- _Task brief_
Every line below that holds the string "JSON" should be copied.

- _Data to examine_
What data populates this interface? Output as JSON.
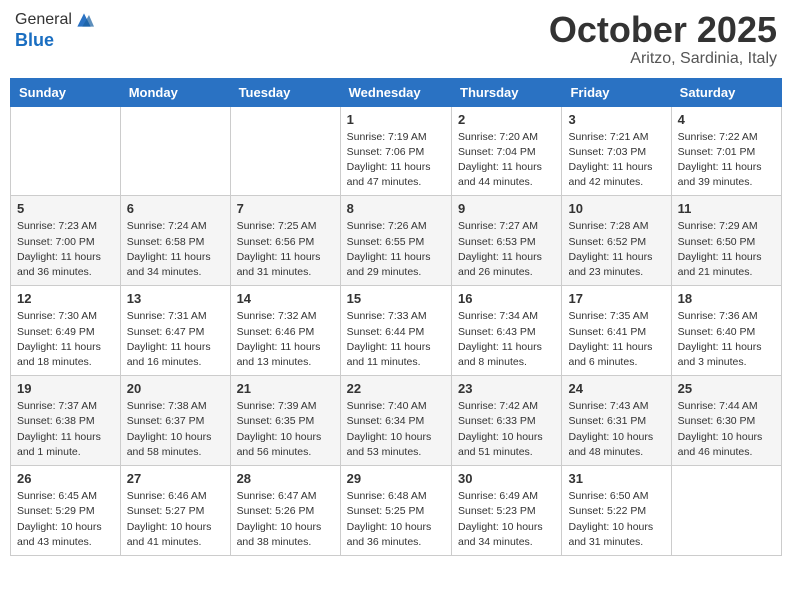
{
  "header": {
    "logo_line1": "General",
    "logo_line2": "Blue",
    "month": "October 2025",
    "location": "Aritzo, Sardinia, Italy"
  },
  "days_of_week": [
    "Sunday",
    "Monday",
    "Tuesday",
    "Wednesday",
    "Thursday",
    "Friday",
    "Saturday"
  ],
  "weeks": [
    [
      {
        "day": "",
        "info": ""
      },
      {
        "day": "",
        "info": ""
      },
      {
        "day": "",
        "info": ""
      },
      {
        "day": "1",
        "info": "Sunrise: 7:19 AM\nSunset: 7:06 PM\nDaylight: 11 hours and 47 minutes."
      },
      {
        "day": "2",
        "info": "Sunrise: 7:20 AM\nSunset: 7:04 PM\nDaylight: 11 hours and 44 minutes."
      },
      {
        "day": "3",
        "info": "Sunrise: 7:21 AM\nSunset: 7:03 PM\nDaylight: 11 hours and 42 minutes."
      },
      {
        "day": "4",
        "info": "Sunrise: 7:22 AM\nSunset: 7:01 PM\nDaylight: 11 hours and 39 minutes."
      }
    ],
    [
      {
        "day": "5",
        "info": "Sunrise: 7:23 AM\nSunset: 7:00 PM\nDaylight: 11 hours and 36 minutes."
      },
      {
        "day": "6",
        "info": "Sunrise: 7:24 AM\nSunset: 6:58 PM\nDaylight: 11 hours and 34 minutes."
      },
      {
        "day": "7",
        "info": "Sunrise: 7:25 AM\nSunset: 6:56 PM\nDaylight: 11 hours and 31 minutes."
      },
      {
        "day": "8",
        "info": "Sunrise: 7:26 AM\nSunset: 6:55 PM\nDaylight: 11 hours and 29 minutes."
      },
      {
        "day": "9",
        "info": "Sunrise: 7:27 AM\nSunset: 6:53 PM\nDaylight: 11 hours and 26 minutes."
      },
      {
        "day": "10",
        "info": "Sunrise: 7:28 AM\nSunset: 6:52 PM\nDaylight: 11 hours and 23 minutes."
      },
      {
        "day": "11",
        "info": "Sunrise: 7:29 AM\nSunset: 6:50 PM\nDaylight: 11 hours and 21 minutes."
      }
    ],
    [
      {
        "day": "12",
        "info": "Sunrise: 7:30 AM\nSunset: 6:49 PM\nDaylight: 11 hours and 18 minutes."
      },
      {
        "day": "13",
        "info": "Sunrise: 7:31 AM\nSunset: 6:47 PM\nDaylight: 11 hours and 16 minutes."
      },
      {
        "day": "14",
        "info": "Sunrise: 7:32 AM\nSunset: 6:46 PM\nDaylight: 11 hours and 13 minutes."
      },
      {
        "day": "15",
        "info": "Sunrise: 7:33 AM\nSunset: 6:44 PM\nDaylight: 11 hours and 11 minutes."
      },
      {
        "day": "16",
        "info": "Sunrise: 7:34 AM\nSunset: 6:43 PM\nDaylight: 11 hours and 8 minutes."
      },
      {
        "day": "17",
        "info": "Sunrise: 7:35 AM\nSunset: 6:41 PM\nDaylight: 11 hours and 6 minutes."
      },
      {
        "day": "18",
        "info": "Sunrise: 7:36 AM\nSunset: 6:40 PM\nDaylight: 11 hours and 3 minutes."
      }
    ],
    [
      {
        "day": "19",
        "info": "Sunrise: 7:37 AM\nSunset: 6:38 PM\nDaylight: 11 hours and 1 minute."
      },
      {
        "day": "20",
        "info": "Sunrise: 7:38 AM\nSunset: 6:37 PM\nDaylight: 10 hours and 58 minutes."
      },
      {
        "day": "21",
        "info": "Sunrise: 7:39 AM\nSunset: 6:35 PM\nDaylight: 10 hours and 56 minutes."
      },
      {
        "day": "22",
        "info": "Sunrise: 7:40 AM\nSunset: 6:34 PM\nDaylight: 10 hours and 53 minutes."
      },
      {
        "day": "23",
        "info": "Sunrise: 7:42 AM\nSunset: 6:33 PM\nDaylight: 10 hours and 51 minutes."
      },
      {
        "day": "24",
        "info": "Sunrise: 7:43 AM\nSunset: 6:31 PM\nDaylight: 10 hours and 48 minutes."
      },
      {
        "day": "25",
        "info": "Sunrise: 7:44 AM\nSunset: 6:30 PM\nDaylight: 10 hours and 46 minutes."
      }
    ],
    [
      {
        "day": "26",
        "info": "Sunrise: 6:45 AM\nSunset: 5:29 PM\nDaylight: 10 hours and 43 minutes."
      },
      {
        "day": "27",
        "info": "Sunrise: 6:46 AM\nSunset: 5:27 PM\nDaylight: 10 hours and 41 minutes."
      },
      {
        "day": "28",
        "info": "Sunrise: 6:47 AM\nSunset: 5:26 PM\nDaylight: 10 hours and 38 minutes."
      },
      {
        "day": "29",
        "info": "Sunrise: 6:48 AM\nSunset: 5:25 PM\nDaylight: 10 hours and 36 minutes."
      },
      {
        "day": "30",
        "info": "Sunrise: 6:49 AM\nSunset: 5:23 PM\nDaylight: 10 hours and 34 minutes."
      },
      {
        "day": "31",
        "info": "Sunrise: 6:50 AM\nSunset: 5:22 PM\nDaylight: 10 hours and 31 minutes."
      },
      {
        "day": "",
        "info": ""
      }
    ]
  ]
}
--
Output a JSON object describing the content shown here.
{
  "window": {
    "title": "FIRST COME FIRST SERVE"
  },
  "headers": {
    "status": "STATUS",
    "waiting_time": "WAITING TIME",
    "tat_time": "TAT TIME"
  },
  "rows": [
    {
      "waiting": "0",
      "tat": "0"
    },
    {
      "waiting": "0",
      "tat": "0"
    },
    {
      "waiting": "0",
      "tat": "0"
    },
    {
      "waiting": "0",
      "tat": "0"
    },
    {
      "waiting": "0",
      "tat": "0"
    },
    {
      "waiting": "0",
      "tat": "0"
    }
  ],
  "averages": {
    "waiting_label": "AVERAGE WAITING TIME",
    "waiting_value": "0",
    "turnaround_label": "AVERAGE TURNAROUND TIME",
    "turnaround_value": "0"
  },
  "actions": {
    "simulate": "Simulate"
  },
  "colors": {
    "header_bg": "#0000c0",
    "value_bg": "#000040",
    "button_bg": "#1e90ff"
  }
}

- _Output of the task_
What data populates this interface? Output as JSON.
Output a JSON object describing the content shown here.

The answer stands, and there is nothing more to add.